> **WHAT THIS TASK INVOLVES**
Below are some records; output all of them exactly.

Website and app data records
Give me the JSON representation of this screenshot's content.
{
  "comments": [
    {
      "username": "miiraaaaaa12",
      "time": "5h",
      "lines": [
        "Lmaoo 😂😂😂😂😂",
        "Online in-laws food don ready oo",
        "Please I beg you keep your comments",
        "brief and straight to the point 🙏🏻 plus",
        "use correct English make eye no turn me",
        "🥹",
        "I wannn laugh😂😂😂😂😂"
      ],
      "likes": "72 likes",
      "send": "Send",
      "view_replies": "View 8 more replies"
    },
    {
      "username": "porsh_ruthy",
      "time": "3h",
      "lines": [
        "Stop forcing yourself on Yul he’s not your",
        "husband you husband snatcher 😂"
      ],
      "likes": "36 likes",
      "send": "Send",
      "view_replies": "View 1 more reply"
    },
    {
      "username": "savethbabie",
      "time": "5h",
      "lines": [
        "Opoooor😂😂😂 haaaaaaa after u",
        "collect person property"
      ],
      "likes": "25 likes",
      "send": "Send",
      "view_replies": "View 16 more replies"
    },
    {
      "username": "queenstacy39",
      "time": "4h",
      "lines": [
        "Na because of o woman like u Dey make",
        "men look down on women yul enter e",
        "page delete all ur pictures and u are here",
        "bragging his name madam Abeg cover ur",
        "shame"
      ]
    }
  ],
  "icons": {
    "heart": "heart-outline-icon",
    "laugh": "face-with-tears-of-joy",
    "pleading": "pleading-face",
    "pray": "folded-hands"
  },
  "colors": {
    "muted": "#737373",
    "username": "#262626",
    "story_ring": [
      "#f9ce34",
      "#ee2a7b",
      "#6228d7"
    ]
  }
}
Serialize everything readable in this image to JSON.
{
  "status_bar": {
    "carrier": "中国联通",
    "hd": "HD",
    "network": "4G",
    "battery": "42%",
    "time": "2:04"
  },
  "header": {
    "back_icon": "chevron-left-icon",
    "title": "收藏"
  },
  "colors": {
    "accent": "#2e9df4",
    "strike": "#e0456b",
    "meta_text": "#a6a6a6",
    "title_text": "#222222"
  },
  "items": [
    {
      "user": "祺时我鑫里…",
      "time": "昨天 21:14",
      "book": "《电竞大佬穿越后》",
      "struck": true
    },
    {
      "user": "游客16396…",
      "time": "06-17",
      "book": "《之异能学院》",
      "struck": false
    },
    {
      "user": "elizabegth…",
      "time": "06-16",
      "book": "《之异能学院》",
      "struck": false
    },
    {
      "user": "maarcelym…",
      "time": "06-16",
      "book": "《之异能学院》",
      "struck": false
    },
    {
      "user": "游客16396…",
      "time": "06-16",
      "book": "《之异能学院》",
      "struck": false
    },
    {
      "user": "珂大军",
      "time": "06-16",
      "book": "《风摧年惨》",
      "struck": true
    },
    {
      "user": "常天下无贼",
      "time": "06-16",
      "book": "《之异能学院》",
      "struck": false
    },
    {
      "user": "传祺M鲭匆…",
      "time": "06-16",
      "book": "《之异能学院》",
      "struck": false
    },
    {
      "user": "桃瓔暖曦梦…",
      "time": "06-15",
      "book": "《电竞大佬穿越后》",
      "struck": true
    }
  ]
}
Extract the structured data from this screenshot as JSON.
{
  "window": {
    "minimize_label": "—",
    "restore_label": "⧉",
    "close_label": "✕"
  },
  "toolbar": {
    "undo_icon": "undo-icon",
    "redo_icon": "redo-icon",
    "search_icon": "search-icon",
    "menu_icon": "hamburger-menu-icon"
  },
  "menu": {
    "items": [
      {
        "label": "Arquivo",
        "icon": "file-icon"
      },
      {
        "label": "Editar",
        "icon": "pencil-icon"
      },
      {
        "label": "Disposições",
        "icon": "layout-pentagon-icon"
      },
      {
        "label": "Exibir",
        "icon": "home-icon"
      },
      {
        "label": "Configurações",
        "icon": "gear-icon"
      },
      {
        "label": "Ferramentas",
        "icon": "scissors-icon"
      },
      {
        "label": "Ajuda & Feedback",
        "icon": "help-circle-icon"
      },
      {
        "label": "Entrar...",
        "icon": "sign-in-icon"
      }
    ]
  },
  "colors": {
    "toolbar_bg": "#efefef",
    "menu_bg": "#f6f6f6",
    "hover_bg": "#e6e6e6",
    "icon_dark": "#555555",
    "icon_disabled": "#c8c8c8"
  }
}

> **REPLY TO THE TASK**
Give me the JSON representation of this screenshot's content.
{
  "comments": [
    {
      "username": "miiraaaaaa12",
      "time": "5h",
      "lines": [
        "Lmaoo 😂😂😂😂😂",
        "Online in-laws food don ready oo",
        "Please I beg you keep your comments",
        "brief and straight to the point 🙏🏻 plus",
        "use correct English make eye no turn me",
        "🥹",
        "I wannn laugh😂😂😂😂😂"
      ],
      "likes": "72 likes",
      "send": "Send",
      "view_replies": "View 8 more replies"
    },
    {
      "username": "porsh_ruthy",
      "time": "3h",
      "lines": [
        "Stop forcing yourself on Yul he’s not your",
        "husband you husband snatcher 😂"
      ],
      "likes": "36 likes",
      "send": "Send",
      "view_replies": "View 1 more reply"
    },
    {
      "username": "savethbabie",
      "time": "5h",
      "lines": [
        "Opoooor😂😂😂 haaaaaaa after u",
        "collect person property"
      ],
      "likes": "25 likes",
      "send": "Send",
      "view_replies": "View 16 more replies"
    },
    {
      "username": "queenstacy39",
      "time": "4h",
      "lines": [
        "Na because of o woman like u Dey make",
        "men look down on women yul enter e",
        "page delete all ur pictures and u are here",
        "bragging his name madam Abeg cover ur",
        "shame"
      ]
    }
  ],
  "icons": {
    "heart": "heart-outline-icon",
    "laugh": "face-with-tears-of-joy",
    "pleading": "pleading-face",
    "pray": "folded-hands"
  },
  "colors": {
    "muted": "#737373",
    "username": "#262626",
    "story_ring": [
      "#f9ce34",
      "#ee2a7b",
      "#6228d7"
    ]
  }
}
Serialize everything readable in this image to JSON.
{
  "status_bar": {
    "carrier": "中国联通",
    "hd": "HD",
    "network": "4G",
    "battery": "42%",
    "time": "2:04"
  },
  "header": {
    "back_icon": "chevron-left-icon",
    "title": "收藏"
  },
  "colors": {
    "accent": "#2e9df4",
    "strike": "#e0456b",
    "meta_text": "#a6a6a6",
    "title_text": "#222222"
  },
  "items": [
    {
      "user": "祺时我鑫里…",
      "time": "昨天 21:14",
      "book": "《电竞大佬穿越后》",
      "struck": true
    },
    {
      "user": "游客16396…",
      "time": "06-17",
      "book": "《之异能学院》",
      "struck": false
    },
    {
      "user": "elizabegth…",
      "time": "06-16",
      "book": "《之异能学院》",
      "struck": false
    },
    {
      "user": "maarcelym…",
      "time": "06-16",
      "book": "《之异能学院》",
      "struck": false
    },
    {
      "user": "游客16396…",
      "time": "06-16",
      "book": "《之异能学院》",
      "struck": false
    },
    {
      "user": "珂大军",
      "time": "06-16",
      "book": "《风摧年惨》",
      "struck": true
    },
    {
      "user": "常天下无贼",
      "time": "06-16",
      "book": "《之异能学院》",
      "struck": false
    },
    {
      "user": "传祺M鲭匆…",
      "time": "06-16",
      "book": "《之异能学院》",
      "struck": false
    },
    {
      "user": "桃瓔暖曦梦…",
      "time": "06-15",
      "book": "《电竞大佬穿越后》",
      "struck": true
    }
  ]
}
Extract the structured data from this screenshot as JSON.
{
  "window": {
    "minimize_label": "—",
    "restore_label": "⧉",
    "close_label": "✕"
  },
  "toolbar": {
    "undo_icon": "undo-icon",
    "redo_icon": "redo-icon",
    "search_icon": "search-icon",
    "menu_icon": "hamburger-menu-icon"
  },
  "menu": {
    "items": [
      {
        "label": "Arquivo",
        "icon": "file-icon"
      },
      {
        "label": "Editar",
        "icon": "pencil-icon"
      },
      {
        "label": "Disposições",
        "icon": "layout-pentagon-icon"
      },
      {
        "label": "Exibir",
        "icon": "home-icon"
      },
      {
        "label": "Configurações",
        "icon": "gear-icon"
      },
      {
        "label": "Ferramentas",
        "icon": "scissors-icon"
      },
      {
        "label": "Ajuda & Feedback",
        "icon": "help-circle-icon"
      },
      {
        "label": "Entrar...",
        "icon": "sign-in-icon"
      }
    ]
  },
  "colors": {
    "toolbar_bg": "#efefef",
    "menu_bg": "#f6f6f6",
    "hover_bg": "#e6e6e6",
    "icon_dark": "#555555",
    "icon_disabled": "#c8c8c8"
  }
}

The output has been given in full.